• **Prompt**: What is needed is an exact copy of every line in the listing.

• **Given records**:
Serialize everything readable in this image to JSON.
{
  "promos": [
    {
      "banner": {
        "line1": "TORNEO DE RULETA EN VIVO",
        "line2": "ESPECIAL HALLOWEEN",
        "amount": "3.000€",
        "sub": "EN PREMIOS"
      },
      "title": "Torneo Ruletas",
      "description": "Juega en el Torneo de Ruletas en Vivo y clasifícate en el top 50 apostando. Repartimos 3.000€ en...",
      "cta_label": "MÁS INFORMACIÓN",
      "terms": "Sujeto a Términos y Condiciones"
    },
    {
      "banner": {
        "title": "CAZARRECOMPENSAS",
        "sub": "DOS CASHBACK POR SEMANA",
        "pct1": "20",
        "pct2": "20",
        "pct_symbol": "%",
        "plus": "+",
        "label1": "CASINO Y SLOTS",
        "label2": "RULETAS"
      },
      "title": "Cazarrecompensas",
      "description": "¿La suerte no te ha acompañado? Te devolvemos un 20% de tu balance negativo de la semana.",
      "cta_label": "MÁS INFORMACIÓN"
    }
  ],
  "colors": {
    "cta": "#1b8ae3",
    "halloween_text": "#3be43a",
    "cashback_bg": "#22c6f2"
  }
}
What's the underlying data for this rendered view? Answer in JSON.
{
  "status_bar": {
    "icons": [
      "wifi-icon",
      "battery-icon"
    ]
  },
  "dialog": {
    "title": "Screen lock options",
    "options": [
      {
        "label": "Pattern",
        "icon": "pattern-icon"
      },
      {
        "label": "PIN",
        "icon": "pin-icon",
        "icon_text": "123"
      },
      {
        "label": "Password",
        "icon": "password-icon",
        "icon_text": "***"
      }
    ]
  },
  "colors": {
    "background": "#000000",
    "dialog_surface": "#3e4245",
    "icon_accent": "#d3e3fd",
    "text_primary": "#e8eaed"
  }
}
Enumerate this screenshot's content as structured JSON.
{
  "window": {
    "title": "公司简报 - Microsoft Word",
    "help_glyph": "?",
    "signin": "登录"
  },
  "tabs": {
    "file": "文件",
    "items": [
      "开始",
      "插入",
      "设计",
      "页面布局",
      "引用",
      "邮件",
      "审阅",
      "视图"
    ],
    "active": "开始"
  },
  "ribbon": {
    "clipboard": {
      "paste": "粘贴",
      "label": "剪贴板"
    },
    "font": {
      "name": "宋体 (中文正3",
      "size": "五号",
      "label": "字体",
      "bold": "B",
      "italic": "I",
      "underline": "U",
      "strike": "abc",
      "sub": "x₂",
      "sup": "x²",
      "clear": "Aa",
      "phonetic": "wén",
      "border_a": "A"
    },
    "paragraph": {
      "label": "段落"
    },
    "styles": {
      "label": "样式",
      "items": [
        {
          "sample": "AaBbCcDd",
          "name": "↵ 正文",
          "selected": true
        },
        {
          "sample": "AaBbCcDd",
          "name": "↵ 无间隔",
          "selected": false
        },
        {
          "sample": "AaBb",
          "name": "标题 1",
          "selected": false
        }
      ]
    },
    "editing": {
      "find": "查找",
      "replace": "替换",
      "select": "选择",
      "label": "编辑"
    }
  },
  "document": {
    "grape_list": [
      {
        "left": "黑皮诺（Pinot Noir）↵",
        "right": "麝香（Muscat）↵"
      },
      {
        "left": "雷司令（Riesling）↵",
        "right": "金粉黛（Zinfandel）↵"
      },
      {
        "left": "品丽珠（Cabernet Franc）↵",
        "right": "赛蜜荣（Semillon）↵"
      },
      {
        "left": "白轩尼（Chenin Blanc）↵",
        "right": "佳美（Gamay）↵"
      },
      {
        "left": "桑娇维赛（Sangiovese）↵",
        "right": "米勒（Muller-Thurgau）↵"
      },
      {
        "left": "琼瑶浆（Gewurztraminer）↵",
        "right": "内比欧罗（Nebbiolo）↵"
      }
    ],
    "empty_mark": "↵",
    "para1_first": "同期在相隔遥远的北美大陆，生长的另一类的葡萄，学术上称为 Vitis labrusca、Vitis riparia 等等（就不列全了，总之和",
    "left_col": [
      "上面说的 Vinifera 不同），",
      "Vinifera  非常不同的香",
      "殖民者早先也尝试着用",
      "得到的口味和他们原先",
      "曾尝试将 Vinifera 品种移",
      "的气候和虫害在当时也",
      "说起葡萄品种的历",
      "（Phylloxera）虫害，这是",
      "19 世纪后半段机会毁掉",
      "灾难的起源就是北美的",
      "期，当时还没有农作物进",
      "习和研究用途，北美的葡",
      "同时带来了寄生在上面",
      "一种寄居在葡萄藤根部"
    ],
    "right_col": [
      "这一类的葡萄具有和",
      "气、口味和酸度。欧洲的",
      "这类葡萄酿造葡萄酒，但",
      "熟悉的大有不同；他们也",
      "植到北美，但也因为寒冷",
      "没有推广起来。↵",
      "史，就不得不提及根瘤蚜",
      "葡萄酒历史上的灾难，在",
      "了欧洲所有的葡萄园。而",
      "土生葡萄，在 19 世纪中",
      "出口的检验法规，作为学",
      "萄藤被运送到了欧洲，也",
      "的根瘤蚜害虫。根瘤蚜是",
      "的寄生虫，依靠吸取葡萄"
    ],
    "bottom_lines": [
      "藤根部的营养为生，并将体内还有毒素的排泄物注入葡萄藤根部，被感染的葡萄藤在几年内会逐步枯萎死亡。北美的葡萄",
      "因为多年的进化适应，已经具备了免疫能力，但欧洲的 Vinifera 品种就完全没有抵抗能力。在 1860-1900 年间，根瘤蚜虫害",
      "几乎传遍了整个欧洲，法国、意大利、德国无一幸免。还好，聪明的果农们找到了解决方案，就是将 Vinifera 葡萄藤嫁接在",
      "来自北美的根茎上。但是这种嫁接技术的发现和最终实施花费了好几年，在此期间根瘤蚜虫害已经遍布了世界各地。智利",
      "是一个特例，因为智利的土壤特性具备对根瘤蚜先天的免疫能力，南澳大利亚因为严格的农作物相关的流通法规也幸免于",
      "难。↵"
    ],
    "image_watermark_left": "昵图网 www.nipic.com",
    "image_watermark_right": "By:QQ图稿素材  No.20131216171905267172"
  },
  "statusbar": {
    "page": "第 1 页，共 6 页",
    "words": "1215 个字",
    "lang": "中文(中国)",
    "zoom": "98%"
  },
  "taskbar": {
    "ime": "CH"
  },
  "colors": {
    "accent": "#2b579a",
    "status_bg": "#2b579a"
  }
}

• **Result of the task**:
Serialize everything readable in this image to JSON.
{
  "promos": [
    {
      "banner": {
        "line1": "TORNEO DE RULETA EN VIVO",
        "line2": "ESPECIAL HALLOWEEN",
        "amount": "3.000€",
        "sub": "EN PREMIOS"
      },
      "title": "Torneo Ruletas",
      "description": "Juega en el Torneo de Ruletas en Vivo y clasifícate en el top 50 apostando. Repartimos 3.000€ en...",
      "cta_label": "MÁS INFORMACIÓN",
      "terms": "Sujeto a Términos y Condiciones"
    },
    {
      "banner": {
        "title": "CAZARRECOMPENSAS",
        "sub": "DOS CASHBACK POR SEMANA",
        "pct1": "20",
        "pct2": "20",
        "pct_symbol": "%",
        "plus": "+",
        "label1": "CASINO Y SLOTS",
        "label2": "RULETAS"
      },
      "title": "Cazarrecompensas",
      "description": "¿La suerte no te ha acompañado? Te devolvemos un 20% de tu balance negativo de la semana.",
      "cta_label": "MÁS INFORMACIÓN"
    }
  ],
  "colors": {
    "cta": "#1b8ae3",
    "halloween_text": "#3be43a",
    "cashback_bg": "#22c6f2"
  }
}
What's the underlying data for this rendered view? Answer in JSON.
{
  "status_bar": {
    "icons": [
      "wifi-icon",
      "battery-icon"
    ]
  },
  "dialog": {
    "title": "Screen lock options",
    "options": [
      {
        "label": "Pattern",
        "icon": "pattern-icon"
      },
      {
        "label": "PIN",
        "icon": "pin-icon",
        "icon_text": "123"
      },
      {
        "label": "Password",
        "icon": "password-icon",
        "icon_text": "***"
      }
    ]
  },
  "colors": {
    "background": "#000000",
    "dialog_surface": "#3e4245",
    "icon_accent": "#d3e3fd",
    "text_primary": "#e8eaed"
  }
}
Enumerate this screenshot's content as structured JSON.
{
  "window": {
    "title": "公司简报 - Microsoft Word",
    "help_glyph": "?",
    "signin": "登录"
  },
  "tabs": {
    "file": "文件",
    "items": [
      "开始",
      "插入",
      "设计",
      "页面布局",
      "引用",
      "邮件",
      "审阅",
      "视图"
    ],
    "active": "开始"
  },
  "ribbon": {
    "clipboard": {
      "paste": "粘贴",
      "label": "剪贴板"
    },
    "font": {
      "name": "宋体 (中文正3",
      "size": "五号",
      "label": "字体",
      "bold": "B",
      "italic": "I",
      "underline": "U",
      "strike": "abc",
      "sub": "x₂",
      "sup": "x²",
      "clear": "Aa",
      "phonetic": "wén",
      "border_a": "A"
    },
    "paragraph": {
      "label": "段落"
    },
    "styles": {
      "label": "样式",
      "items": [
        {
          "sample": "AaBbCcDd",
          "name": "↵ 正文",
          "selected": true
        },
        {
          "sample": "AaBbCcDd",
          "name": "↵ 无间隔",
          "selected": false
        },
        {
          "sample": "AaBb",
          "name": "标题 1",
          "selected": false
        }
      ]
    },
    "editing": {
      "find": "查找",
      "replace": "替换",
      "select": "选择",
      "label": "编辑"
    }
  },
  "document": {
    "grape_list": [
      {
        "left": "黑皮诺（Pinot Noir）↵",
        "right": "麝香（Muscat）↵"
      },
      {
        "left": "雷司令（Riesling）↵",
        "right": "金粉黛（Zinfandel）↵"
      },
      {
        "left": "品丽珠（Cabernet Franc）↵",
        "right": "赛蜜荣（Semillon）↵"
      },
      {
        "left": "白轩尼（Chenin Blanc）↵",
        "right": "佳美（Gamay）↵"
      },
      {
        "left": "桑娇维赛（Sangiovese）↵",
        "right": "米勒（Muller-Thurgau）↵"
      },
      {
        "left": "琼瑶浆（Gewurztraminer）↵",
        "right": "内比欧罗（Nebbiolo）↵"
      }
    ],
    "empty_mark": "↵",
    "para1_first": "同期在相隔遥远的北美大陆，生长的另一类的葡萄，学术上称为 Vitis labrusca、Vitis riparia 等等（就不列全了，总之和",
    "left_col": [
      "上面说的 Vinifera 不同），",
      "Vinifera  非常不同的香",
      "殖民者早先也尝试着用",
      "得到的口味和他们原先",
      "曾尝试将 Vinifera 品种移",
      "的气候和虫害在当时也",
      "说起葡萄品种的历",
      "（Phylloxera）虫害，这是",
      "19 世纪后半段机会毁掉",
      "灾难的起源就是北美的",
      "期，当时还没有农作物进",
      "习和研究用途，北美的葡",
      "同时带来了寄生在上面",
      "一种寄居在葡萄藤根部"
    ],
    "right_col": [
      "这一类的葡萄具有和",
      "气、口味和酸度。欧洲的",
      "这类葡萄酿造葡萄酒，但",
      "熟悉的大有不同；他们也",
      "植到北美，但也因为寒冷",
      "没有推广起来。↵",
      "史，就不得不提及根瘤蚜",
      "葡萄酒历史上的灾难，在",
      "了欧洲所有的葡萄园。而",
      "土生葡萄，在 19 世纪中",
      "出口的检验法规，作为学",
      "萄藤被运送到了欧洲，也",
      "的根瘤蚜害虫。根瘤蚜是",
      "的寄生虫，依靠吸取葡萄"
    ],
    "bottom_lines": [
      "藤根部的营养为生，并将体内还有毒素的排泄物注入葡萄藤根部，被感染的葡萄藤在几年内会逐步枯萎死亡。北美的葡萄",
      "因为多年的进化适应，已经具备了免疫能力，但欧洲的 Vinifera 品种就完全没有抵抗能力。在 1860-1900 年间，根瘤蚜虫害",
      "几乎传遍了整个欧洲，法国、意大利、德国无一幸免。还好，聪明的果农们找到了解决方案，就是将 Vinifera 葡萄藤嫁接在",
      "来自北美的根茎上。但是这种嫁接技术的发现和最终实施花费了好几年，在此期间根瘤蚜虫害已经遍布了世界各地。智利",
      "是一个特例，因为智利的土壤特性具备对根瘤蚜先天的免疫能力，南澳大利亚因为严格的农作物相关的流通法规也幸免于",
      "难。↵"
    ],
    "image_watermark_left": "昵图网 www.nipic.com",
    "image_watermark_right": "By:QQ图稿素材  No.20131216171905267172"
  },
  "statusbar": {
    "page": "第 1 页，共 6 页",
    "words": "1215 个字",
    "lang": "中文(中国)",
    "zoom": "98%"
  },
  "taskbar": {
    "ime": "CH"
  },
  "colors": {
    "accent": "#2b579a",
    "status_bg": "#2b579a"
  }
}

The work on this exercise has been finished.